--- Data records Enclosed Below ---
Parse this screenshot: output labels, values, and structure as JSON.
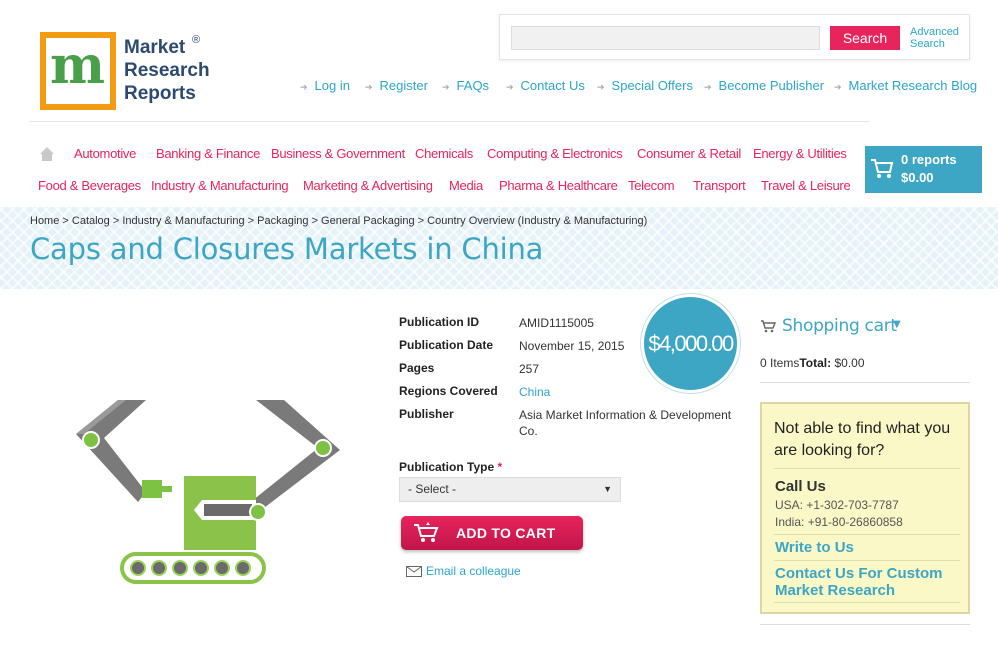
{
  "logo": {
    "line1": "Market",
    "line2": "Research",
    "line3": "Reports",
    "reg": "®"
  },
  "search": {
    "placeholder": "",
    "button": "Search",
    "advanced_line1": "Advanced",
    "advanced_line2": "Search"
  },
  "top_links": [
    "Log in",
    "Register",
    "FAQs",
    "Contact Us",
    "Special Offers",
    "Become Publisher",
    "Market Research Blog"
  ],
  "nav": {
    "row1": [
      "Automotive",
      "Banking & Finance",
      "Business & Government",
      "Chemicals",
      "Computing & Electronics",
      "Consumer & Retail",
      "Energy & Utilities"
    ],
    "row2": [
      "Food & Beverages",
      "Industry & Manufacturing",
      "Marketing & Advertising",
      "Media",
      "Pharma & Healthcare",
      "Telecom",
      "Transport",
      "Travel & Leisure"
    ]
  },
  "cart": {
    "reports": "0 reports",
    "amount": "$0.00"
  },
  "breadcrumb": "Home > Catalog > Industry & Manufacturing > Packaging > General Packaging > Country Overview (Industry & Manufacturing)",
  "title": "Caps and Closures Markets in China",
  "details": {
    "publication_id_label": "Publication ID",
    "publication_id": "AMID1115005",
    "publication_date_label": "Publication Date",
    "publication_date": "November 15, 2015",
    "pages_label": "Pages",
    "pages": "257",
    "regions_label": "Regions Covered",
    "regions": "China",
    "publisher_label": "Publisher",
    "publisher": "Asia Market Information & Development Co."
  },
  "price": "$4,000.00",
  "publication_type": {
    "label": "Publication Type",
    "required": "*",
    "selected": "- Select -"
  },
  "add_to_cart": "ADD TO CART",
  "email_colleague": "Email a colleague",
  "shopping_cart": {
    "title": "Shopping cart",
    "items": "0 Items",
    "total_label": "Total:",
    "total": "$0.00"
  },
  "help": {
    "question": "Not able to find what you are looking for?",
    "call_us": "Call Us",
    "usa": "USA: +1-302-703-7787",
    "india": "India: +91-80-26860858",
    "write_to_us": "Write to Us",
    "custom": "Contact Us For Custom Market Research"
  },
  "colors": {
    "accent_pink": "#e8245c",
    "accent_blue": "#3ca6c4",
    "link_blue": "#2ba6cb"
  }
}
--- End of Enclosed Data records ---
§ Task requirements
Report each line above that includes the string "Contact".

§ Worked solution
    "Contact Us",
    "custom": "Contact Us For Custom Market Research"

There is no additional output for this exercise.